Neal promised to make it up to Stella the following weekend, but today, he had obligations. He arrived at work a few minutes late, was given a warning by Cabebe, and was back at his old desk by 9:10 a.m.
The next day, after a restless night drinking coffee and shambling around town in pursuit of an ambiguous protein snack, Neal was able to make it to work — right on time.
Young Cabebe, was happy, because he no longer had to pay ‘old, faithful’ Neal a living wage. The slick, young exec sniffed the air and suspected that Neal had passed on. No one else knew that Neal was still working and rotting in his corner office making the CEO, Milton Armstrong, rich.
On Tuesday, when Neal realized that Cabebe was taking him for a —nearly free — ride he began to lose the feeling of pleasure he felt working. He left the office while the blinding sun was still high and the season was moving toward Daylight Savings. Neal stumbled toward the station thinking about how his grandkids needed college money. Tomorrow, he would hit the pavement, seeking the American dream like the other millions of recently deceased workers. Over 20 million of the dead wandered the boulevards. The smug living were called them ‘suckers.’ You could see them, the worn out executives, in every city, shuffling and mumbling “Jobs. I neeeeeeed a job.”
My commuter train passed by Happy Hills Cemetery as it approached Neal’s old neighborhood. Graveyards are for slackers, he thought. A real man needs to work.
While waiting at the 5th Avenue crosswalk, he saw a hopeful sign. A literal sign — on a telephone pole, illuminated by the ghostly moonlight.
Highly Motivated Executive Services Wants You! YOU need $$$ and WE need BODIES to fill our Diamond Lane passenger jobs!

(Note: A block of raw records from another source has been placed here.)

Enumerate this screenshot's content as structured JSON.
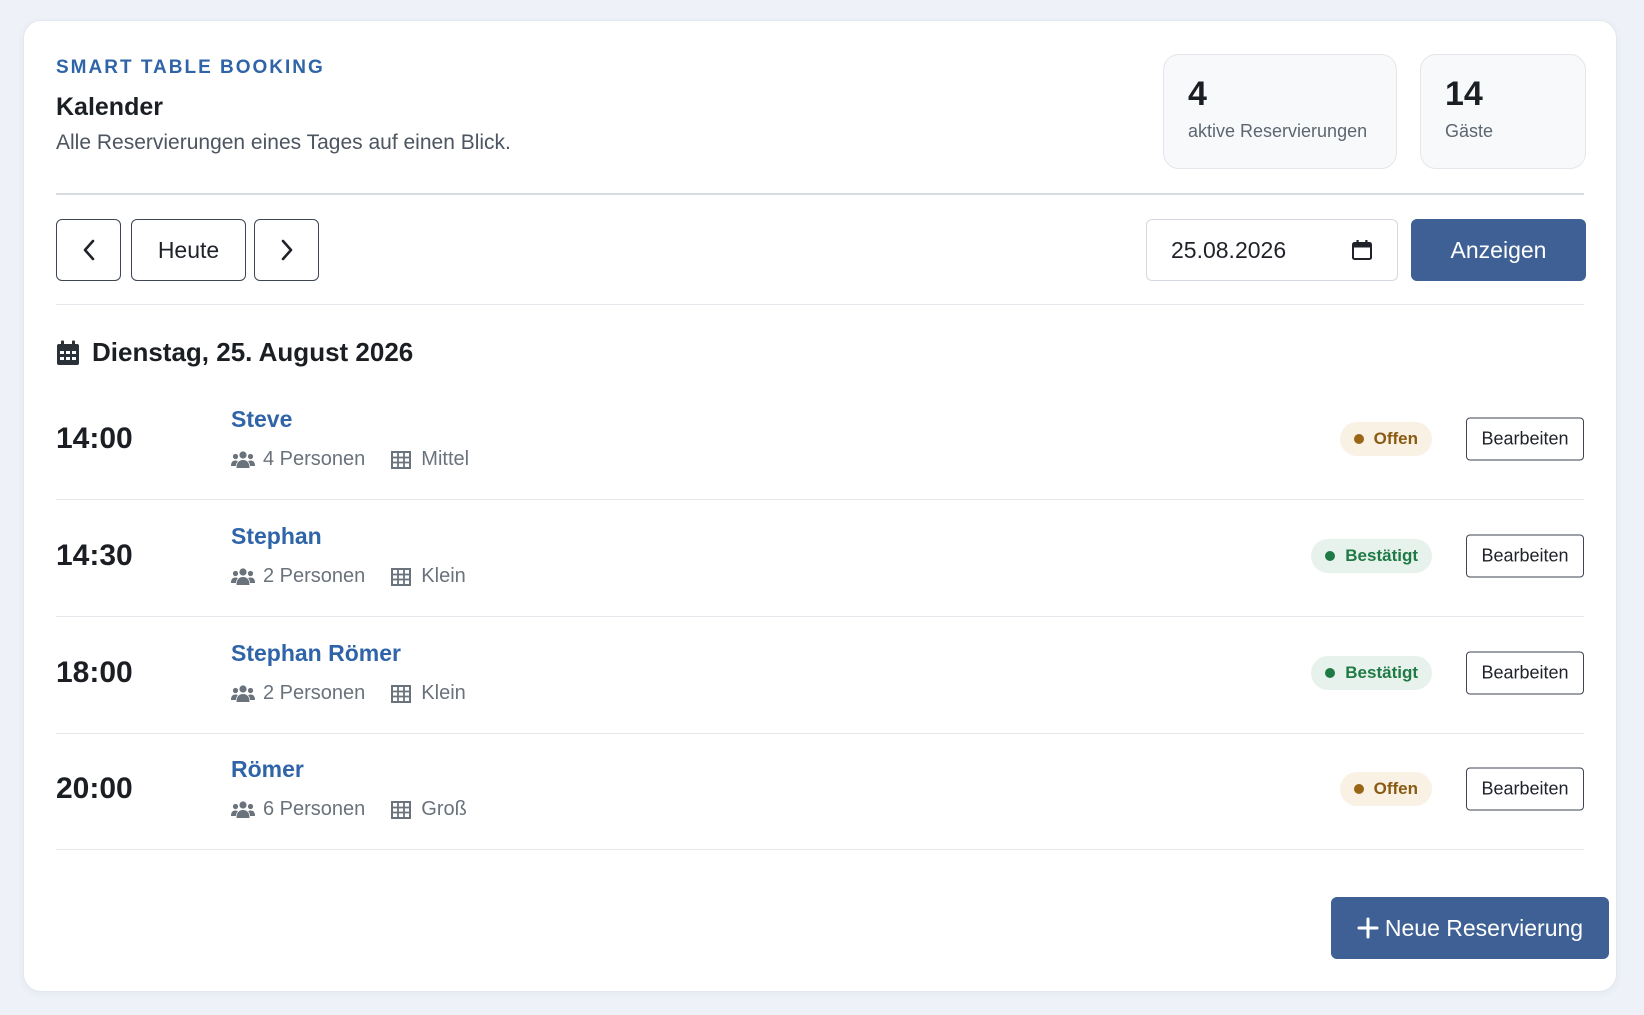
{
  "header": {
    "eyebrow": "SMART TABLE BOOKING",
    "title": "Kalender",
    "subtitle": "Alle Reservierungen eines Tages auf einen Blick."
  },
  "stats": [
    {
      "value": "4",
      "label": "aktive Reservierungen"
    },
    {
      "value": "14",
      "label": "Gäste"
    }
  ],
  "toolbar": {
    "prev_icon": "chevron-left-icon",
    "today_label": "Heute",
    "next_icon": "chevron-right-icon",
    "date_value": "25.08.2026",
    "calendar_icon": "calendar-icon",
    "show_label": "Anzeigen"
  },
  "day": {
    "icon": "calendar-icon",
    "heading": "Dienstag, 25. August 2026"
  },
  "reservations": [
    {
      "time": "14:00",
      "name": "Steve",
      "persons": "4 Personen",
      "table": "Mittel",
      "status": "Offen",
      "status_kind": "offen",
      "edit_label": "Bearbeiten"
    },
    {
      "time": "14:30",
      "name": "Stephan",
      "persons": "2 Personen",
      "table": "Klein",
      "status": "Bestätigt",
      "status_kind": "best",
      "edit_label": "Bearbeiten"
    },
    {
      "time": "18:00",
      "name": "Stephan Römer",
      "persons": "2 Personen",
      "table": "Klein",
      "status": "Bestätigt",
      "status_kind": "best",
      "edit_label": "Bearbeiten"
    },
    {
      "time": "20:00",
      "name": "Römer",
      "persons": "6 Personen",
      "table": "Groß",
      "status": "Offen",
      "status_kind": "offen",
      "edit_label": "Bearbeiten"
    }
  ],
  "new_button": {
    "label": "Neue Reservierung",
    "icon": "plus-icon"
  },
  "colors": {
    "accent": "#2f64a8",
    "primary_button": "#3f6094",
    "status_open": "#8a5a12",
    "status_confirmed": "#1f7a45",
    "background": "#eef2f8"
  }
}
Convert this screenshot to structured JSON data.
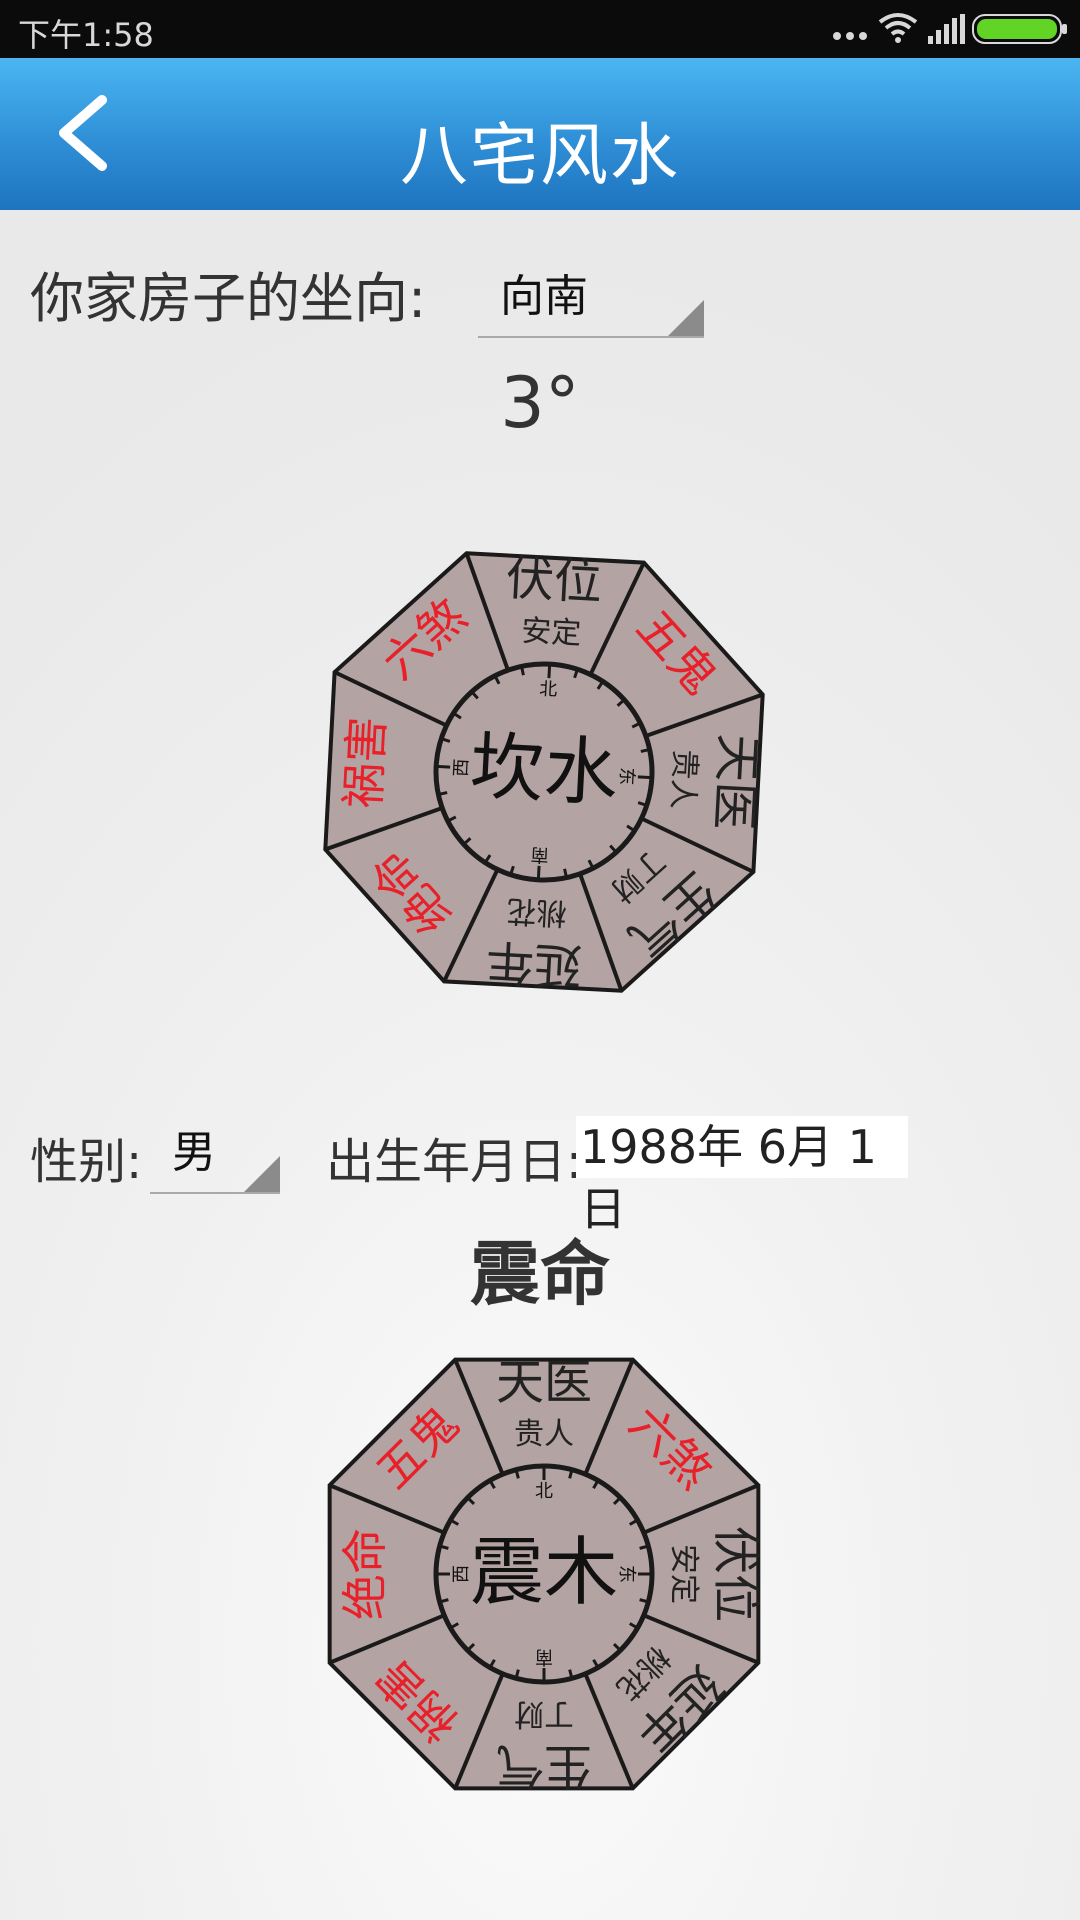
{
  "status_bar": {
    "time": "下午1:58",
    "icons": [
      "more-icon",
      "wifi-icon",
      "signal-icon",
      "battery-icon"
    ]
  },
  "app_bar": {
    "title": "八宅风水",
    "back_icon": "chevron-left-icon"
  },
  "house": {
    "label": "你家房子的坐向:",
    "orientation_value": "向南",
    "degree": "3°"
  },
  "house_compass": {
    "center": "坎水",
    "rotation_deg": 3,
    "directions": [
      "北",
      "东",
      "南",
      "西"
    ],
    "sectors": [
      {
        "name": "伏位",
        "sub": "安定",
        "color": "#222222"
      },
      {
        "name": "五鬼",
        "sub": "",
        "color": "#e8202a"
      },
      {
        "name": "天医",
        "sub": "贵人",
        "color": "#222222"
      },
      {
        "name": "生气",
        "sub": "丁财",
        "color": "#222222"
      },
      {
        "name": "延年",
        "sub": "桃花",
        "color": "#222222"
      },
      {
        "name": "绝命",
        "sub": "",
        "color": "#e8202a"
      },
      {
        "name": "祸害",
        "sub": "",
        "color": "#e8202a"
      },
      {
        "name": "六煞",
        "sub": "",
        "color": "#e8202a"
      }
    ]
  },
  "person": {
    "gender_label": "性别:",
    "gender_value": "男",
    "birth_label": "出生年月日:",
    "birth_value": "1988年 6月 1日",
    "ming": "震命"
  },
  "person_compass": {
    "center": "震木",
    "rotation_deg": 0,
    "directions": [
      "北",
      "东",
      "南",
      "西"
    ],
    "sectors": [
      {
        "name": "天医",
        "sub": "贵人",
        "color": "#222222"
      },
      {
        "name": "六煞",
        "sub": "",
        "color": "#e8202a"
      },
      {
        "name": "伏位",
        "sub": "安定",
        "color": "#222222"
      },
      {
        "name": "延年",
        "sub": "桃花",
        "color": "#222222"
      },
      {
        "name": "生气",
        "sub": "丁财",
        "color": "#222222"
      },
      {
        "name": "祸害",
        "sub": "",
        "color": "#e8202a"
      },
      {
        "name": "绝命",
        "sub": "",
        "color": "#e8202a"
      },
      {
        "name": "五鬼",
        "sub": "",
        "color": "#e8202a"
      }
    ]
  },
  "colors": {
    "compass_fill": "#b4a3a3",
    "compass_stroke": "#1a1a1a",
    "accent": "#2f8fd6"
  }
}
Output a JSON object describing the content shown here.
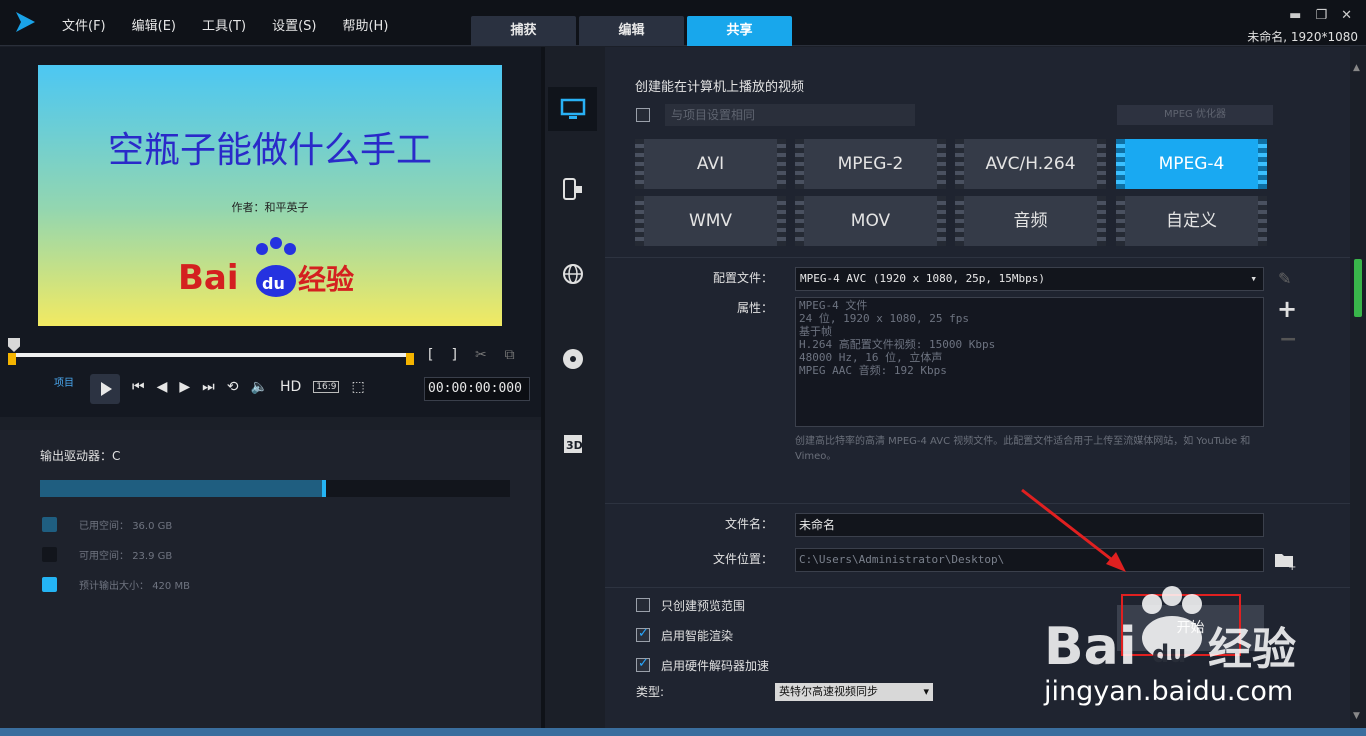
{
  "menu": [
    "文件(F)",
    "编辑(E)",
    "工具(T)",
    "设置(S)",
    "帮助(H)"
  ],
  "tabs": [
    {
      "label": "捕获"
    },
    {
      "label": "编辑"
    },
    {
      "label": "共享",
      "active": true
    }
  ],
  "project_info": "未命名, 1920*1080",
  "preview": {
    "title": "空瓶子能做什么手工",
    "author": "作者：和平英子",
    "logo_text": "Bai du 经验"
  },
  "player": {
    "project_label": "项目",
    "hd_label": "HD",
    "aspect": "16:9",
    "timecode": "00:00:00:000"
  },
  "drive": {
    "title": "输出驱动器：C",
    "used_fraction": 0.6,
    "legend": [
      {
        "label": "已用空间：",
        "value": "36.0 GB",
        "color": "#1f5e80"
      },
      {
        "label": "可用空间：",
        "value": "23.9 GB",
        "color": "#12151c"
      },
      {
        "label": "预计输出大小：",
        "value": "420 MB",
        "color": "#24b4f4"
      }
    ]
  },
  "share": {
    "section_title": "创建能在计算机上播放的视频",
    "same_as_project": "与项目设置相同",
    "mpeg_optimizer": "MPEG 优化器",
    "formats": [
      "AVI",
      "MPEG-2",
      "AVC/H.264",
      "MPEG-4",
      "WMV",
      "MOV",
      "音频",
      "自定义"
    ],
    "active_format": "MPEG-4",
    "profile_label": "配置文件：",
    "profile_value": "MPEG-4 AVC (1920 x 1080, 25p, 15Mbps)",
    "props_label": "属性：",
    "properties": [
      "MPEG-4 文件",
      "24 位, 1920 x 1080, 25 fps",
      "基于帧",
      "H.264 高配置文件视频: 15000 Kbps",
      "48000 Hz, 16 位, 立体声",
      "MPEG AAC 音频: 192 Kbps"
    ],
    "description": "创建高比特率的高清 MPEG-4 AVC 视频文件。此配置文件适合用于上传至流媒体网站，如 YouTube 和 Vimeo。",
    "filename_label": "文件名：",
    "filename_value": "未命名",
    "location_label": "文件位置：",
    "location_value": "C:\\Users\\Administrator\\Desktop\\",
    "options": [
      {
        "label": "只创建预览范围",
        "checked": false
      },
      {
        "label": "启用智能渲染",
        "checked": true
      },
      {
        "label": "启用硬件解码器加速",
        "checked": true
      }
    ],
    "type_label": "类型:",
    "type_value": "英特尔高速视频同步",
    "start_label": "开始"
  },
  "watermark": {
    "url": "jingyan.baidu.com"
  },
  "colors": {
    "accent": "#18a7ec",
    "annotation": "#e02020"
  }
}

We’re also seeking Parking Space Holders — Downtown, Full Time. 24 hours shifts available.